When using these substitutes, keep in mind that they may vary in intensity, so it’s always a good idea to start with a smaller amount and adjust to taste. These alternatives will ensure that you can still enjoy a delicious meal, even if you don’t have mace seasoning on hand.
How to Use Mace Seasoning Substitutes in Your Recipes
Looking for alternative spice options to enhance the flavor of your dishes?
Wondering how different spices can impact the taste of your favorite recipes?
In this discussion, we’ll explore various spice substitutes and their flavor impact on dishes, helping you discover new and exciting flavors to elevate your cooking.
Alternative Spice Options
If you’re in need of a mace seasoning substitute, try using nutmeg instead. Nutmeg is a versatile spice that can add a warm, slightly sweet flavor to your dishes. Here are some alternative ingredients and cooking techniques you can try to enhance your recipes:
- Cinnamon: This aromatic spice can provide a similar warmth and depth to your dishes.
- Allspice: With its hints of cinnamon, nutmeg, and cloves, allspice can be a great substitute for mace seasoning.
- Cloves: Cloves have a strong, pungent flavor that can add a unique twist to your recipes.
Flavor Impact on Dishes
When cooking, it’s important to consider the impact that different flavors can have on your dishes. Flavor pairing is an art that can enhance your culinary creations and take them to the next level. By combining complementary flavors, you can create a harmonious balance that tantalizes your taste buds.
One way to enhance your dishes is by using spices and seasonings that work well together. For example, the combination of sweet and spicy flavors can create a dynamic contrast that adds depth to your dish.

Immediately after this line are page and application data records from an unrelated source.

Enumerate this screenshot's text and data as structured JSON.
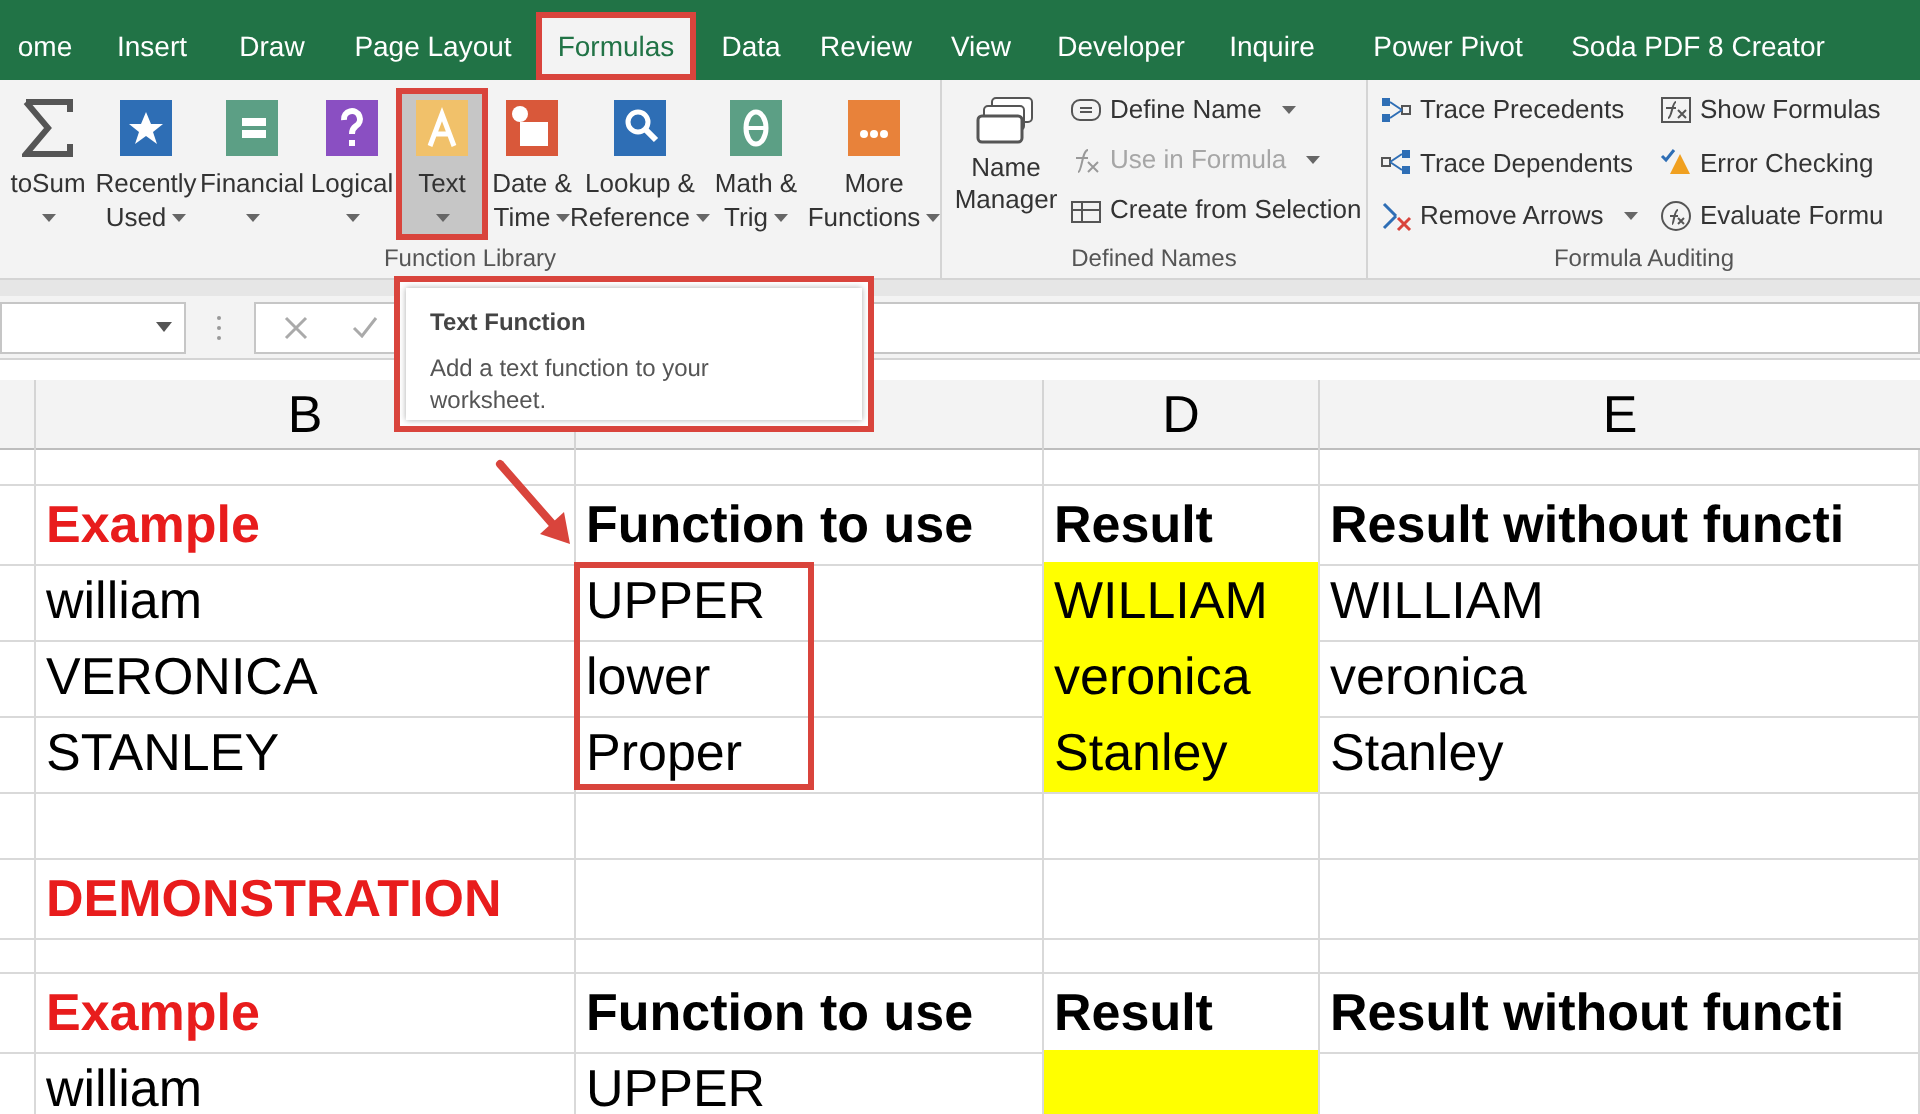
{
  "tabs": [
    {
      "label": "ome",
      "selected": false,
      "annotated": false
    },
    {
      "label": "Insert",
      "selected": false,
      "annotated": false
    },
    {
      "label": "Draw",
      "selected": false,
      "annotated": false
    },
    {
      "label": "Page Layout",
      "selected": false,
      "annotated": false
    },
    {
      "label": "Formulas",
      "selected": true,
      "annotated": true
    },
    {
      "label": "Data",
      "selected": false,
      "annotated": false
    },
    {
      "label": "Review",
      "selected": false,
      "annotated": false
    },
    {
      "label": "View",
      "selected": false,
      "annotated": false
    },
    {
      "label": "Developer",
      "selected": false,
      "annotated": false
    },
    {
      "label": "Inquire",
      "selected": false,
      "annotated": false
    },
    {
      "label": "Power Pivot",
      "selected": false,
      "annotated": false
    },
    {
      "label": "Soda PDF 8 Creator",
      "selected": false,
      "annotated": false
    }
  ],
  "function_library": {
    "label": "Function Library",
    "buttons": [
      {
        "kind": "sigma",
        "lines": [
          "toSum"
        ],
        "selected": false,
        "annotated": false
      },
      {
        "kind": "star",
        "lines": [
          "Recently",
          "Used"
        ],
        "selected": false,
        "annotated": false
      },
      {
        "kind": "coins",
        "lines": [
          "Financial"
        ],
        "selected": false,
        "annotated": false
      },
      {
        "kind": "question",
        "lines": [
          "Logical"
        ],
        "selected": false,
        "annotated": false
      },
      {
        "kind": "letter",
        "lines": [
          "Text"
        ],
        "selected": true,
        "annotated": true
      },
      {
        "kind": "calendar",
        "lines": [
          "Date &",
          "Time"
        ],
        "selected": false,
        "annotated": false
      },
      {
        "kind": "magnifier",
        "lines": [
          "Lookup &",
          "Reference"
        ],
        "selected": false,
        "annotated": false
      },
      {
        "kind": "theta",
        "lines": [
          "Math &",
          "Trig"
        ],
        "selected": false,
        "annotated": false
      },
      {
        "kind": "dots",
        "lines": [
          "More",
          "Functions"
        ],
        "selected": false,
        "annotated": false
      }
    ]
  },
  "defined_names": {
    "label": "Defined Names",
    "big_button": [
      "Name",
      "Manager"
    ],
    "items": [
      {
        "kind": "tag",
        "label": "Define Name",
        "dropdown": true,
        "disabled": false
      },
      {
        "kind": "fx",
        "label": "Use in Formula",
        "dropdown": true,
        "disabled": true
      },
      {
        "kind": "table",
        "label": "Create from Selection",
        "dropdown": false,
        "disabled": false
      }
    ]
  },
  "formula_auditing": {
    "label": "Formula Auditing",
    "items": [
      {
        "kind": "precedents",
        "label": "Trace Precedents",
        "dropdown": false,
        "disabled": false
      },
      {
        "kind": "dependents",
        "label": "Trace Dependents",
        "dropdown": false,
        "disabled": false
      },
      {
        "kind": "remove",
        "label": "Remove Arrows",
        "dropdown": true,
        "disabled": false
      },
      {
        "kind": "formulas",
        "label": "Show Formulas",
        "disabled": false
      },
      {
        "kind": "error",
        "label": "Error Checking",
        "disabled": false
      },
      {
        "kind": "evaluate",
        "label": "Evaluate Formu",
        "disabled": false
      }
    ]
  },
  "tooltip": {
    "title": "Text Function",
    "text": "Add a text function to your worksheet."
  },
  "column_headers": [
    "B",
    "D",
    "E"
  ],
  "rows": [
    {
      "kind": "blank",
      "cells": []
    },
    {
      "kind": "title",
      "cells": [
        {
          "text": "Example",
          "highlighted": false,
          "annotated": false
        },
        {
          "text": "Function to use",
          "highlighted": false,
          "annotated": false
        },
        {
          "text": "Result",
          "highlighted": false,
          "annotated": false
        },
        {
          "text": "Result without functi",
          "highlighted": false,
          "annotated": false
        }
      ]
    },
    {
      "kind": "data",
      "cells": [
        {
          "text": "william",
          "highlighted": false,
          "annotated": false
        },
        {
          "text": "UPPER",
          "highlighted": false,
          "annotated": true
        },
        {
          "text": "WILLIAM",
          "highlighted": true,
          "annotated": false
        },
        {
          "text": "WILLIAM",
          "highlighted": false,
          "annotated": false
        }
      ]
    },
    {
      "kind": "data",
      "cells": [
        {
          "text": "VERONICA",
          "highlighted": false,
          "annotated": false
        },
        {
          "text": "lower",
          "highlighted": false,
          "annotated": true
        },
        {
          "text": "veronica",
          "highlighted": true,
          "annotated": false
        },
        {
          "text": "veronica",
          "highlighted": false,
          "annotated": false
        }
      ]
    },
    {
      "kind": "data",
      "cells": [
        {
          "text": "STANLEY",
          "highlighted": false,
          "annotated": false
        },
        {
          "text": "Proper",
          "highlighted": false,
          "annotated": true
        },
        {
          "text": "Stanley",
          "highlighted": true,
          "annotated": false
        },
        {
          "text": "Stanley",
          "highlighted": false,
          "annotated": false
        }
      ]
    },
    {
      "kind": "blank",
      "cells": []
    },
    {
      "kind": "section",
      "cells": [
        {
          "text": "DEMONSTRATION",
          "highlighted": false,
          "annotated": false
        }
      ]
    },
    {
      "kind": "blank",
      "cells": []
    },
    {
      "kind": "title",
      "cells": [
        {
          "text": "Example",
          "highlighted": false,
          "annotated": false
        },
        {
          "text": "Function to use",
          "highlighted": false,
          "annotated": false
        },
        {
          "text": "Result",
          "highlighted": false,
          "annotated": false
        },
        {
          "text": "Result without functi",
          "highlighted": false,
          "annotated": false
        }
      ]
    },
    {
      "kind": "data",
      "cells": [
        {
          "text": "william",
          "highlighted": false,
          "annotated": false
        },
        {
          "text": "UPPER",
          "highlighted": false,
          "annotated": false
        },
        {
          "highlighted": true,
          "annotated": false
        },
        {
          "highlighted": false,
          "annotated": false
        }
      ]
    }
  ]
}
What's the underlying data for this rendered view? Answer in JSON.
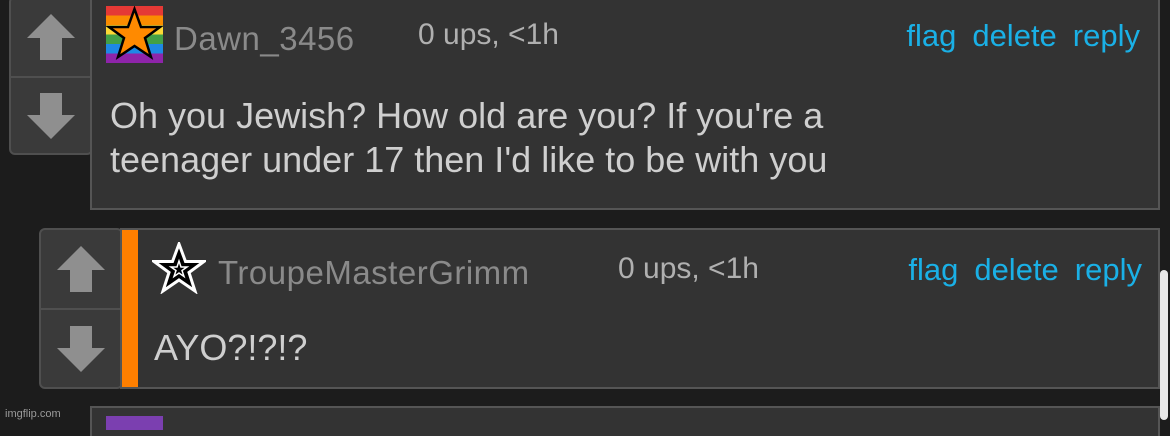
{
  "comments": [
    {
      "author": "Dawn_3456",
      "meta": "0 ups, <1h",
      "actions": {
        "flag": "flag",
        "delete": "delete",
        "reply": "reply"
      },
      "body_line1": "Oh you Jewish? How old are you? If you're a",
      "body_line2": "teenager under 17 then I'd like to be with you",
      "avatar_icon": "rainbow-star-icon"
    },
    {
      "author": "TroupeMasterGrimm",
      "meta": "0 ups, <1h",
      "actions": {
        "flag": "flag",
        "delete": "delete",
        "reply": "reply"
      },
      "body_line1": "AYO?!?!?",
      "avatar_icon": "star-outline-icon",
      "accent_color": "#ff7f00"
    }
  ],
  "watermark": "imgflip.com",
  "colors": {
    "link": "#1ab0e6",
    "accent": "#ff7f00",
    "background": "#1c1c1c"
  }
}
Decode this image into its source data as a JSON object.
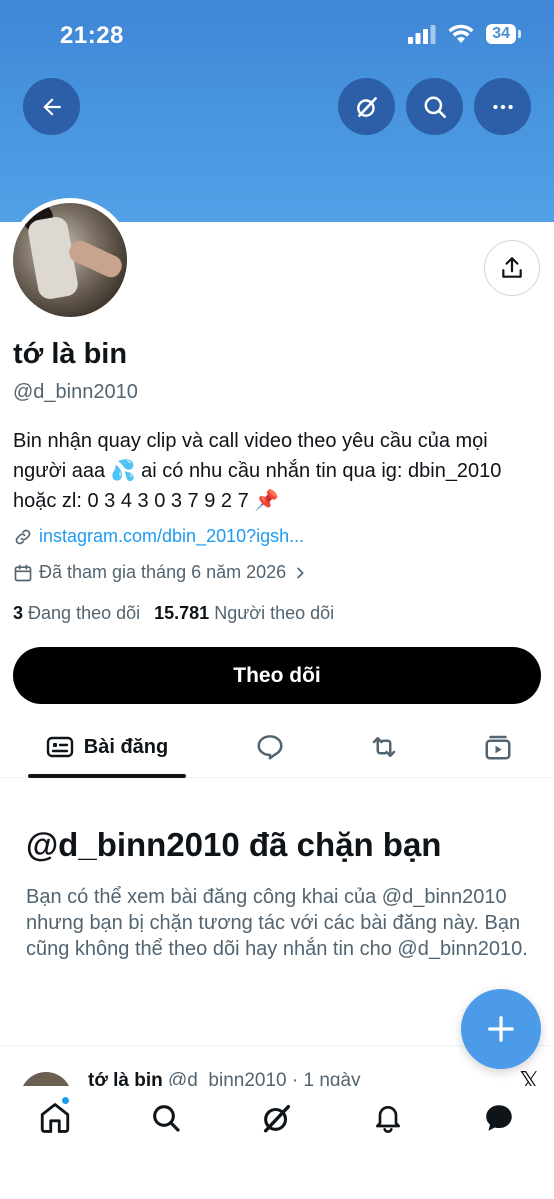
{
  "status_bar": {
    "time": "21:28",
    "battery": "34"
  },
  "profile": {
    "name": "tớ là bin",
    "handle": "@d_binn2010",
    "bio": "Bin nhận quay clip và call video theo yêu cầu của mọi người aaa 💦 ai có nhu cầu nhắn tin qua ig: dbin_2010 hoặc zl: 0 3 4 3 0 3 7 9 2 7 📌",
    "link": "instagram.com/dbin_2010?igsh...",
    "joined": "Đã tham gia tháng 6 năm 2026",
    "following_count": "3",
    "following_label": "Đang theo dõi",
    "followers_count": "15.781",
    "followers_label": "Người theo dõi"
  },
  "follow_button": "Theo dõi",
  "tabs": [
    {
      "label": "Bài đăng",
      "icon": "posts-icon",
      "active": true
    },
    {
      "label": "",
      "icon": "reply-icon",
      "active": false
    },
    {
      "label": "",
      "icon": "repost-icon",
      "active": false
    },
    {
      "label": "",
      "icon": "media-icon",
      "active": false
    }
  ],
  "blocked": {
    "title": "@d_binn2010 đã chặn bạn",
    "body": "Bạn có thể xem bài đăng công khai của @d_binn2010 nhưng bạn bị chặn tương tác với các bài đăng này. Bạn cũng không thể theo dõi hay nhắn tin cho @d_binn2010."
  },
  "peek_post": {
    "name": "tớ là bin",
    "meta": "@d_binn2010 · 1 ngày"
  },
  "colors": {
    "banner": "#4a97e0",
    "accent": "#1d9bf0",
    "fab": "#4b9be8",
    "text_primary": "#0f1419",
    "text_secondary": "#536471"
  },
  "bottom_nav": [
    "home-icon",
    "search-icon",
    "grok-icon",
    "notifications-icon",
    "messages-icon"
  ]
}
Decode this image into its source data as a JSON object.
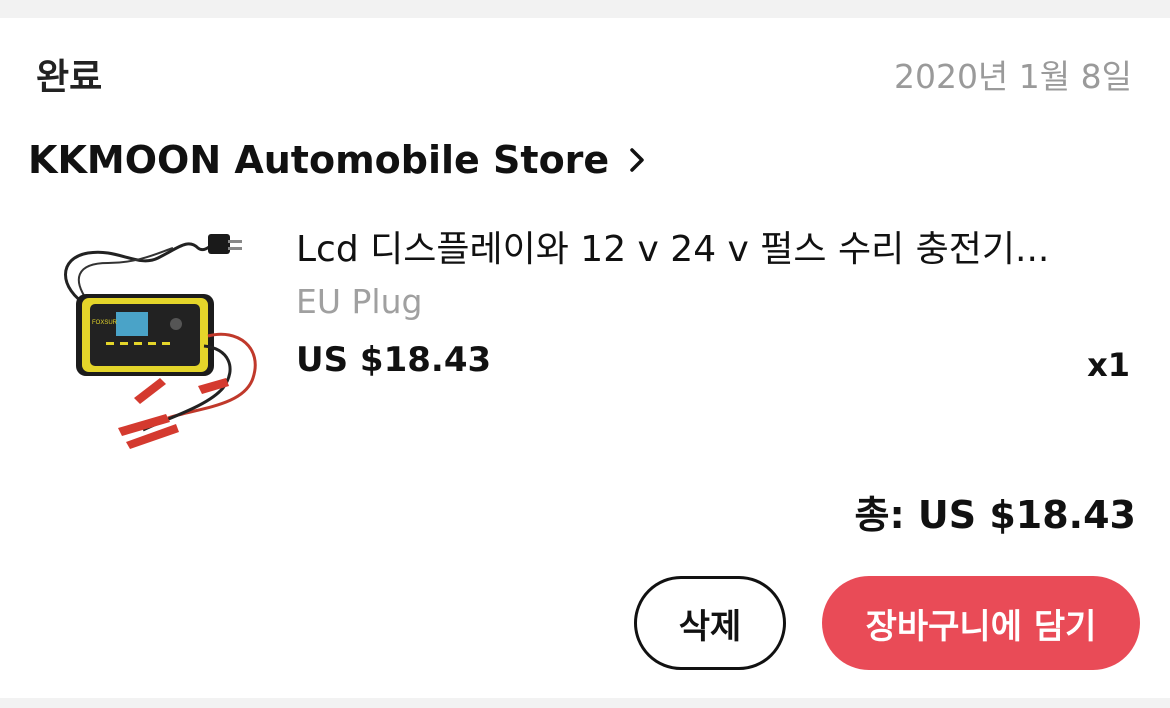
{
  "order": {
    "status": "완료",
    "date": "2020년 1월 8일"
  },
  "store": {
    "name": "KKMOON Automobile Store",
    "arrow_icon": "chevron-right-icon"
  },
  "item": {
    "title": "Lcd 디스플레이와 12 v 24 v 펄스 수리 충전기...",
    "variant": "EU Plug",
    "price": "US $18.43",
    "quantity": "x1",
    "image_brand_text": "FOXSUR"
  },
  "summary": {
    "total": "총: US $18.43"
  },
  "actions": {
    "delete_label": "삭제",
    "add_to_cart_label": "장바구니에 담기"
  },
  "colors": {
    "accent": "#e94b57",
    "muted_text": "#9a9a9a",
    "background": "#f2f2f2"
  }
}
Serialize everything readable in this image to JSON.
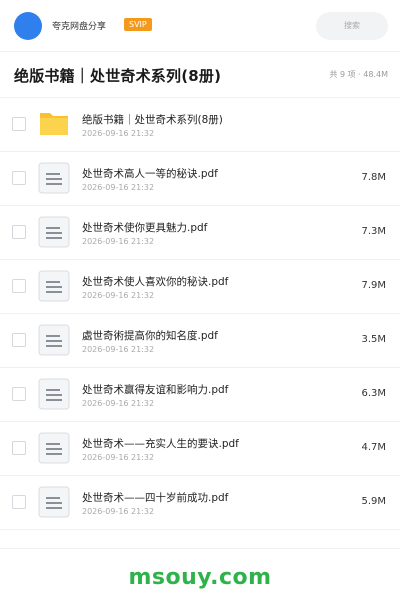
{
  "header": {
    "app_name": "夸克网盘分享",
    "badge": "SVIP",
    "search_placeholder": "搜索"
  },
  "folder": {
    "title": "绝版书籍｜处世奇术系列(8册)",
    "meta": "共 9 项 · 48.4M"
  },
  "files": [
    {
      "name": "绝版书籍｜处世奇术系列(8册)",
      "date": "2026-09-16 21:32",
      "size": "",
      "icon": "folder-icon"
    },
    {
      "name": "处世奇术高人一等的秘诀.pdf",
      "date": "2026-09-16 21:32",
      "size": "7.8M",
      "icon": "document-icon"
    },
    {
      "name": "处世奇术使你更具魅力.pdf",
      "date": "2026-09-16 21:32",
      "size": "7.3M",
      "icon": "document-icon"
    },
    {
      "name": "处世奇术使人喜欢你的秘诀.pdf",
      "date": "2026-09-16 21:32",
      "size": "7.9M",
      "icon": "document-icon"
    },
    {
      "name": "處世奇術提高你的知名度.pdf",
      "date": "2026-09-16 21:32",
      "size": "3.5M",
      "icon": "document-icon"
    },
    {
      "name": "处世奇术赢得友谊和影响力.pdf",
      "date": "2026-09-16 21:32",
      "size": "6.3M",
      "icon": "document-icon"
    },
    {
      "name": "处世奇术——充实人生的要诀.pdf",
      "date": "2026-09-16 21:32",
      "size": "4.7M",
      "icon": "document-icon"
    },
    {
      "name": "处世奇术——四十岁前成功.pdf",
      "date": "2026-09-16 21:32",
      "size": "5.9M",
      "icon": "document-icon"
    }
  ],
  "footer": {
    "watermark": "msouy.com"
  },
  "colors": {
    "avatar": "#2f80ed",
    "badge": "#f39a1a",
    "folder": "#fbc02d",
    "watermark": "#2db34a"
  }
}
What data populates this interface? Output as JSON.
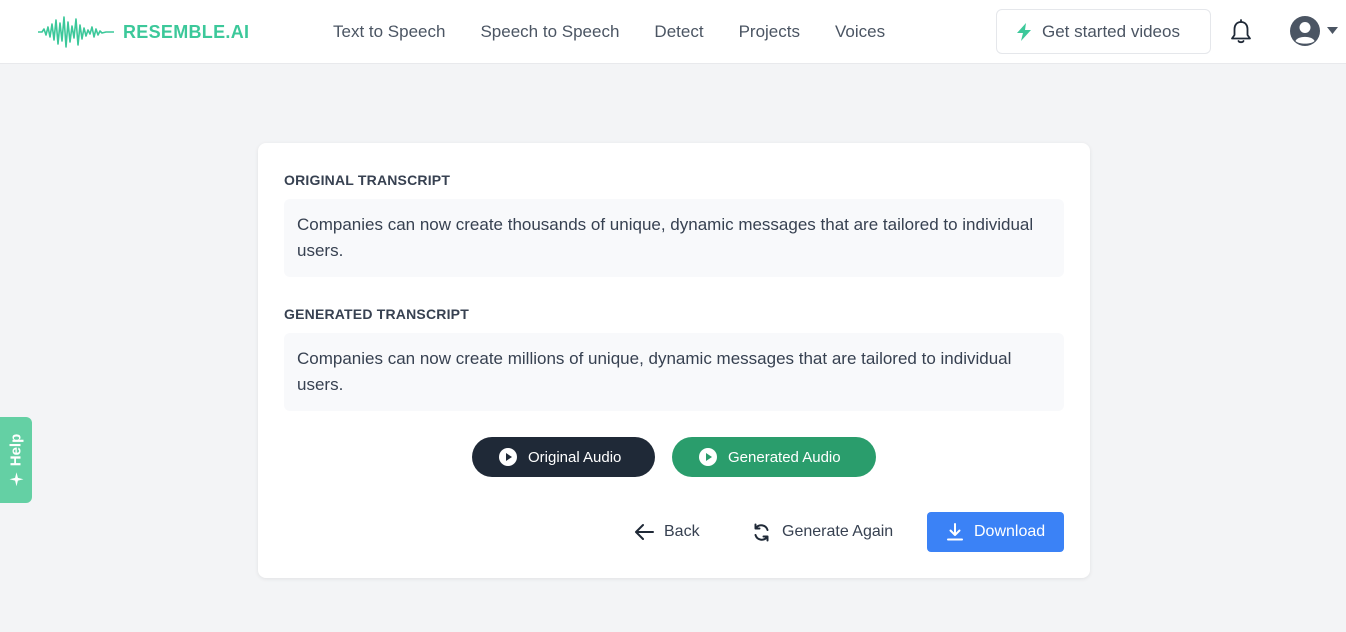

Similarly, pairing acidic ingredients with rich, creamy ones can create a delicious balance of flavors.
Experimenting with flavor pairing can be a fun and creative process. Don’t be afraid to think outside the box and try new combinations. You never know what delightful surprises you may discover.
Tips for Finding and Using High-Quality Mace Seasoning Substitutes
One of the best ways to find and use high-quality mace seasoning substitutes is by exploring different spice blends. These blends offer a variety of alternative spice options that can enhance the flavor of your dishes.
Here are some tips to help you find the perfect substitute and make the most of its flavor impact on your cooking:
Look for blends that contain spices with similar flavor profiles to mace, such as nutmeg, cinnamon, and cloves. These spices can provide a similar warmth and depth to your dishes.
Experiment with different ratios of spices to find the right balance for your taste. Start with a small amount and gradually add more until you achieve the desired flavor.
Consider the type of dish you are cooking and choose a spice blend that complements its flavors. For example, a blend with cardamom and ginger might work well in a curry dish, while a blend with allspice and coriander could be perfect for a baked dessert.
So there you have it, dear reader, a comprehensive guide to mace seasoning substitutes.
Now armed with this knowledge, you can confidently embark on your culinary adventures without worrying about missing out on the unique flavor of mace.
Remember, just like a secret ingredient adds depth to a recipe, finding the perfect substitute can elevate your dishes to new heights.
So go forth and explore the world of flavors, and let your taste buds dance with joy!